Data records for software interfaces

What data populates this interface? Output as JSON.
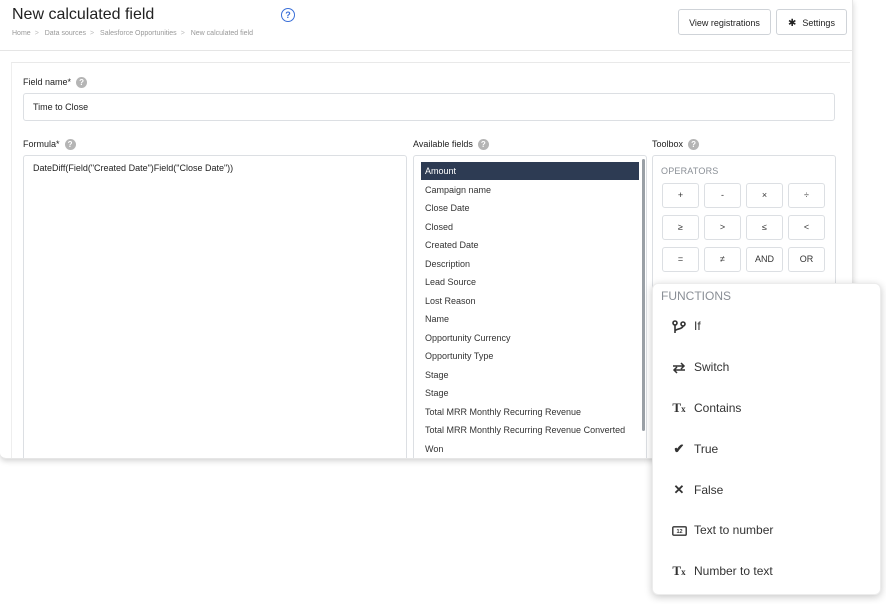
{
  "header": {
    "title": "New calculated field",
    "breadcrumb": [
      "Home",
      "Data sources",
      "Salesforce Opportunities",
      "New calculated field"
    ],
    "view_registrations_label": "View registrations",
    "settings_label": "Settings"
  },
  "field_name": {
    "label": "Field name*",
    "value": "Time to Close"
  },
  "formula": {
    "label": "Formula*",
    "value": "DateDiff(Field(\"Created Date\")Field(\"Close Date\"))"
  },
  "available_fields": {
    "label": "Available fields",
    "selected": "Amount",
    "items": [
      "Amount",
      "Campaign name",
      "Close Date",
      "Closed",
      "Created Date",
      "Description",
      "Lead Source",
      "Lost Reason",
      "Name",
      "Opportunity Currency",
      "Opportunity Type",
      "Stage",
      "Stage",
      "Total MRR Monthly Recurring Revenue",
      "Total MRR Monthly Recurring Revenue Converted",
      "Won"
    ]
  },
  "toolbox": {
    "label": "Toolbox",
    "operators_title": "OPERATORS",
    "operators": [
      "+",
      "-",
      "×",
      "÷",
      "≥",
      ">",
      "≤",
      "<",
      "=",
      "≠",
      "AND",
      "OR"
    ]
  },
  "functions": {
    "title": "FUNCTIONS",
    "items": [
      {
        "label": "If",
        "icon": "branch-icon"
      },
      {
        "label": "Switch",
        "icon": "switch-arrows-icon"
      },
      {
        "label": "Contains",
        "icon": "clear-format-icon"
      },
      {
        "label": "True",
        "icon": "check-icon"
      },
      {
        "label": "False",
        "icon": "x-icon"
      },
      {
        "label": "Text to number",
        "icon": "number-badge-icon"
      },
      {
        "label": "Number to text",
        "icon": "clear-format-icon"
      }
    ]
  },
  "colors": {
    "accent": "#3a6fd8",
    "selected_bg": "#2d3b53"
  }
}
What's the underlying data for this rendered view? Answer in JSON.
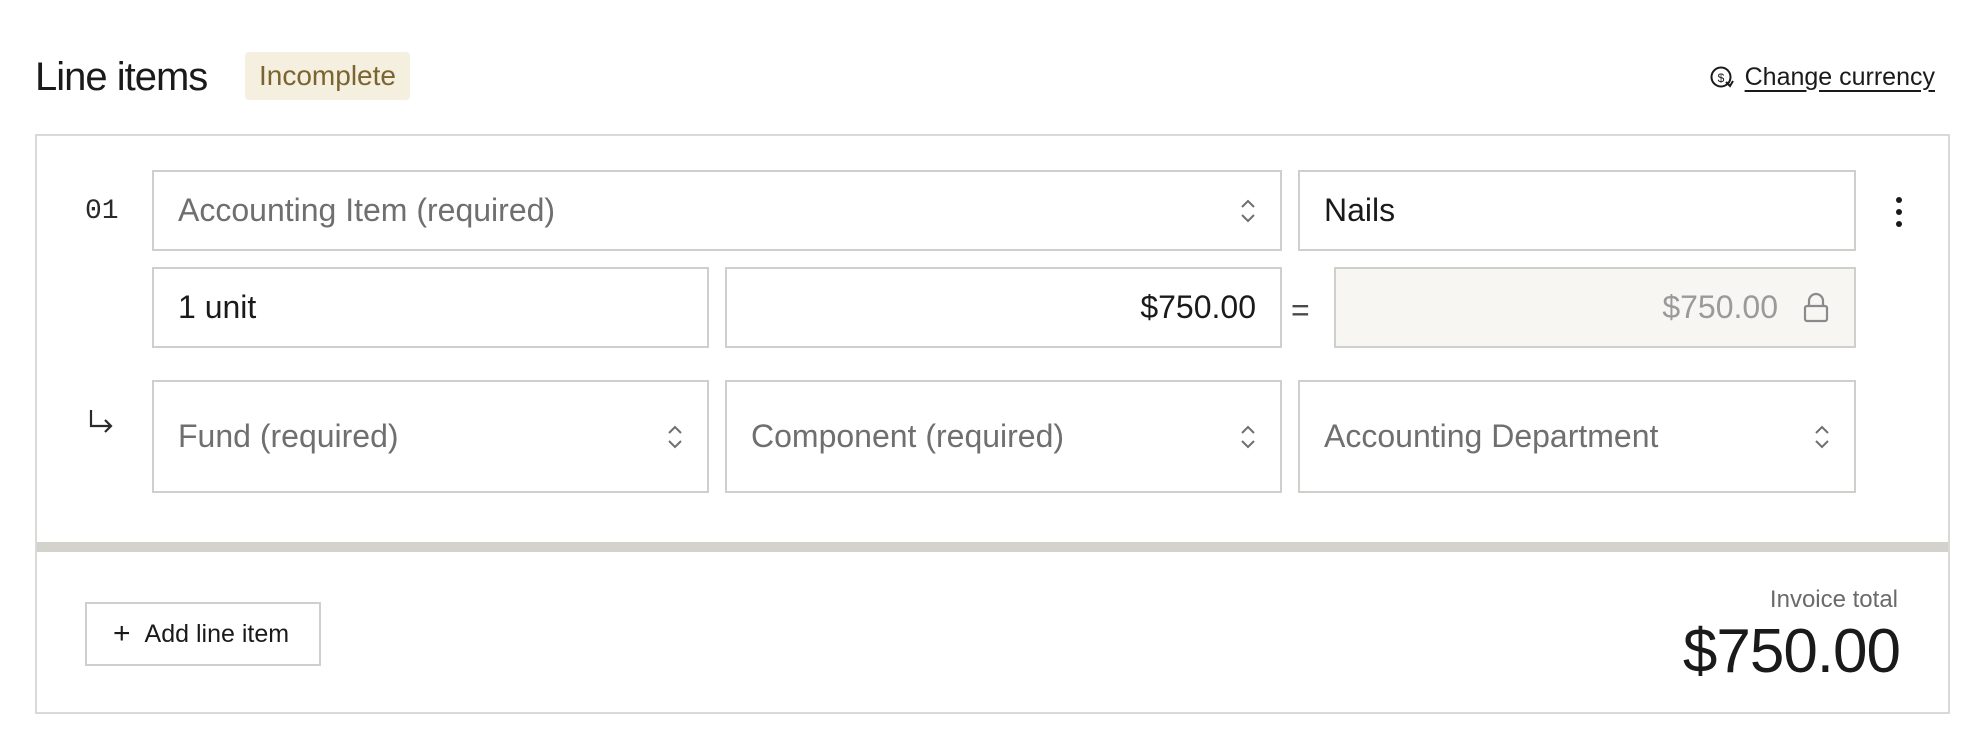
{
  "header": {
    "title": "Line items",
    "status_badge": "Incomplete",
    "change_currency_label": "Change currency"
  },
  "line_item": {
    "number": "01",
    "accounting_item_placeholder": "Accounting Item (required)",
    "description_value": "Nails",
    "quantity_value": "1 unit",
    "unit_price_value": "$750.00",
    "equals_symbol": "=",
    "line_total_value": "$750.00",
    "fund_placeholder": "Fund (required)",
    "component_placeholder": "Component (required)",
    "department_placeholder": "Accounting Department"
  },
  "footer": {
    "add_line_item_label": "Add line item",
    "invoice_total_label": "Invoice total",
    "invoice_total_value": "$750.00"
  },
  "icons": {
    "currency": "currency-exchange-icon",
    "chevron": "chevron-up-down-icon",
    "lock": "lock-icon",
    "kebab": "kebab-menu-icon",
    "subitem": "subitem-arrow-icon",
    "plus": "plus-icon"
  },
  "colors": {
    "badge_bg": "#f4efdf",
    "badge_text": "#7a6430",
    "border": "#cfcfcc",
    "divider": "#d4d2cd",
    "placeholder": "#6f6f6f"
  }
}
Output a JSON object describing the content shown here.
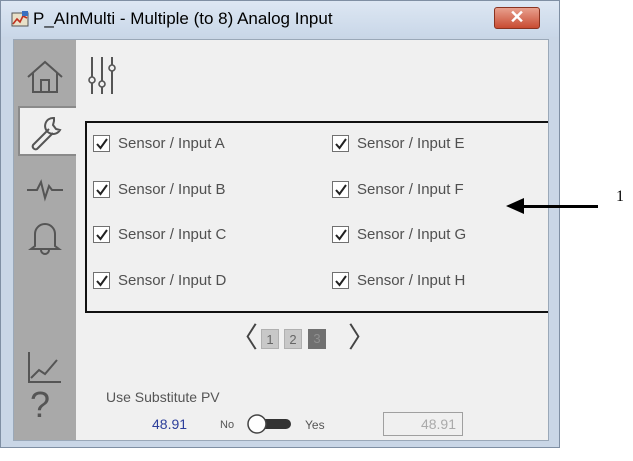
{
  "window": {
    "title": "P_AInMulti - Multiple (to 8) Analog Input"
  },
  "sidebar": {
    "items": [
      {
        "name": "home",
        "icon": "home-icon"
      },
      {
        "name": "maintenance",
        "icon": "wrench-icon",
        "active": true
      },
      {
        "name": "trends-waveform",
        "icon": "waveform-icon"
      },
      {
        "name": "alarms",
        "icon": "bell-icon"
      },
      {
        "name": "trend",
        "icon": "chart-line-icon"
      },
      {
        "name": "help",
        "icon": "help-icon",
        "label": "?"
      }
    ]
  },
  "main": {
    "toolbar_icon": "sliders-icon",
    "sensors": [
      {
        "label": "Sensor / Input A",
        "checked": true
      },
      {
        "label": "Sensor / Input B",
        "checked": true
      },
      {
        "label": "Sensor / Input C",
        "checked": true
      },
      {
        "label": "Sensor / Input D",
        "checked": true
      },
      {
        "label": "Sensor / Input E",
        "checked": true
      },
      {
        "label": "Sensor / Input F",
        "checked": true
      },
      {
        "label": "Sensor / Input G",
        "checked": true
      },
      {
        "label": "Sensor / Input H",
        "checked": true
      }
    ],
    "pager": {
      "prev": "〈",
      "next": "〉",
      "pages": [
        "1",
        "2",
        "3"
      ],
      "current_page": 3
    },
    "substitute": {
      "label": "Use Substitute PV",
      "pv_value": "48.91",
      "no_label": "No",
      "yes_label": "Yes",
      "input_value": "48.91"
    }
  },
  "callout": {
    "number": "1"
  },
  "colors": {
    "title_bar": "#c9d7e8",
    "close_button": "#c84b32",
    "sidebar": "#a9a9a9",
    "pv_value": "#2c3e9a"
  }
}
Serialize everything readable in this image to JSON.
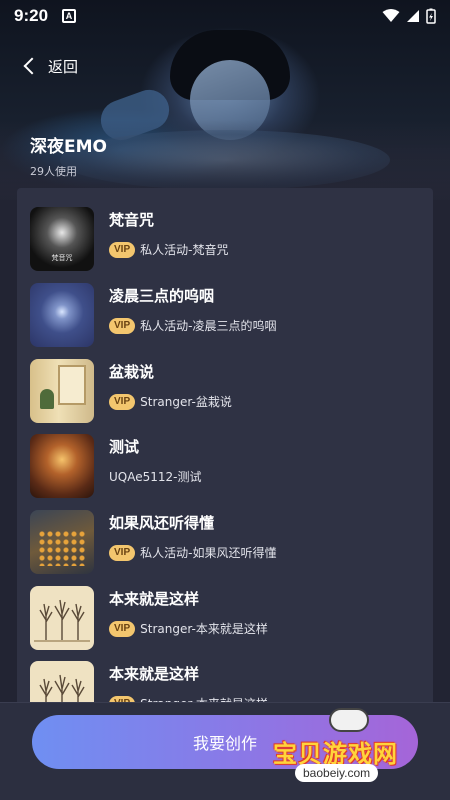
{
  "status_bar": {
    "time": "9:20",
    "notification_icon": "A"
  },
  "nav": {
    "back_label": "返回"
  },
  "header": {
    "title": "深夜EMO",
    "usage": "29人使用"
  },
  "list": {
    "items": [
      {
        "name": "梵音咒",
        "vip": true,
        "vip_label": "VIP",
        "desc": "私人活动-梵音咒",
        "thumb_caption": "梵音咒"
      },
      {
        "name": "凌晨三点的呜咽",
        "vip": true,
        "vip_label": "VIP",
        "desc": "私人活动-凌晨三点的呜咽"
      },
      {
        "name": "盆栽说",
        "vip": true,
        "vip_label": "VIP",
        "desc": "Stranger-盆栽说"
      },
      {
        "name": "测试",
        "vip": false,
        "desc": "UQAe5112-测试"
      },
      {
        "name": "如果风还听得懂",
        "vip": true,
        "vip_label": "VIP",
        "desc": "私人活动-如果风还听得懂"
      },
      {
        "name": "本来就是这样",
        "vip": true,
        "vip_label": "VIP",
        "desc": "Stranger-本来就是这样"
      },
      {
        "name": "本来就是这样",
        "vip": true,
        "vip_label": "VIP",
        "desc": "Stranger-本来就是这样"
      }
    ]
  },
  "bottom": {
    "create_label": "我要创作"
  },
  "watermark": {
    "brand": "宝贝游戏网",
    "url": "baobeiy.com"
  },
  "colors": {
    "background": "#222433",
    "card": "#2f3244",
    "vip_badge": "#f3c66e",
    "button_start": "#6f8ff2",
    "button_end": "#a565d8"
  }
}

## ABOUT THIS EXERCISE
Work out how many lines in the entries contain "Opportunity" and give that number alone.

## RESPONSE AREA
2